◆ **Provided records**:
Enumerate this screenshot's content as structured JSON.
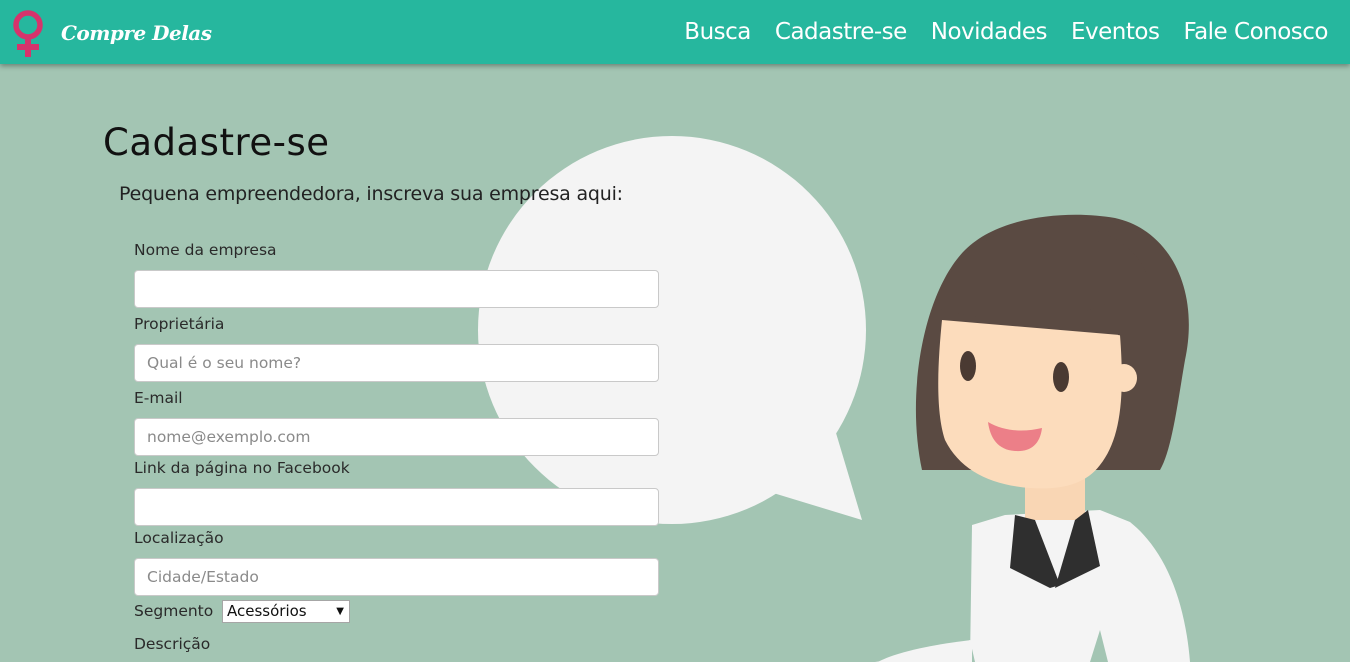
{
  "navbar": {
    "brand_name": "Compre Delas",
    "links": [
      "Busca",
      "Cadastre-se",
      "Novidades",
      "Eventos",
      "Fale Conosco"
    ]
  },
  "page": {
    "title": "Cadastre-se",
    "subtitle": "Pequena empreendedora, inscreva sua empresa aqui:"
  },
  "form": {
    "company_name": {
      "label": "Nome da empresa",
      "value": "",
      "placeholder": ""
    },
    "owner": {
      "label": "Proprietária",
      "value": "",
      "placeholder": "Qual é o seu nome?"
    },
    "email": {
      "label": "E-mail",
      "value": "",
      "placeholder": "nome@exemplo.com"
    },
    "facebook": {
      "label": "Link da página no Facebook",
      "value": "",
      "placeholder": ""
    },
    "location": {
      "label": "Localização",
      "value": "",
      "placeholder": "Cidade/Estado"
    },
    "segment": {
      "label": "Segmento",
      "selected": "Acessórios"
    },
    "description": {
      "label": "Descrição"
    }
  },
  "colors": {
    "navbar": "#26b79e",
    "background": "#a3c5b3",
    "brand_icon": "#d6336c"
  },
  "icons": {
    "brand": "female-symbol-icon",
    "select_arrow": "caret-down-icon"
  }
}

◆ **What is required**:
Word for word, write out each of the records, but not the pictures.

◆ **Answer area**:
Enumerate this screenshot's content as structured JSON.
{
  "navbar": {
    "brand_name": "Compre Delas",
    "links": [
      "Busca",
      "Cadastre-se",
      "Novidades",
      "Eventos",
      "Fale Conosco"
    ]
  },
  "page": {
    "title": "Cadastre-se",
    "subtitle": "Pequena empreendedora, inscreva sua empresa aqui:"
  },
  "form": {
    "company_name": {
      "label": "Nome da empresa",
      "value": "",
      "placeholder": ""
    },
    "owner": {
      "label": "Proprietária",
      "value": "",
      "placeholder": "Qual é o seu nome?"
    },
    "email": {
      "label": "E-mail",
      "value": "",
      "placeholder": "nome@exemplo.com"
    },
    "facebook": {
      "label": "Link da página no Facebook",
      "value": "",
      "placeholder": ""
    },
    "location": {
      "label": "Localização",
      "value": "",
      "placeholder": "Cidade/Estado"
    },
    "segment": {
      "label": "Segmento",
      "selected": "Acessórios"
    },
    "description": {
      "label": "Descrição"
    }
  },
  "colors": {
    "navbar": "#26b79e",
    "background": "#a3c5b3",
    "brand_icon": "#d6336c"
  },
  "icons": {
    "brand": "female-symbol-icon",
    "select_arrow": "caret-down-icon"
  }
}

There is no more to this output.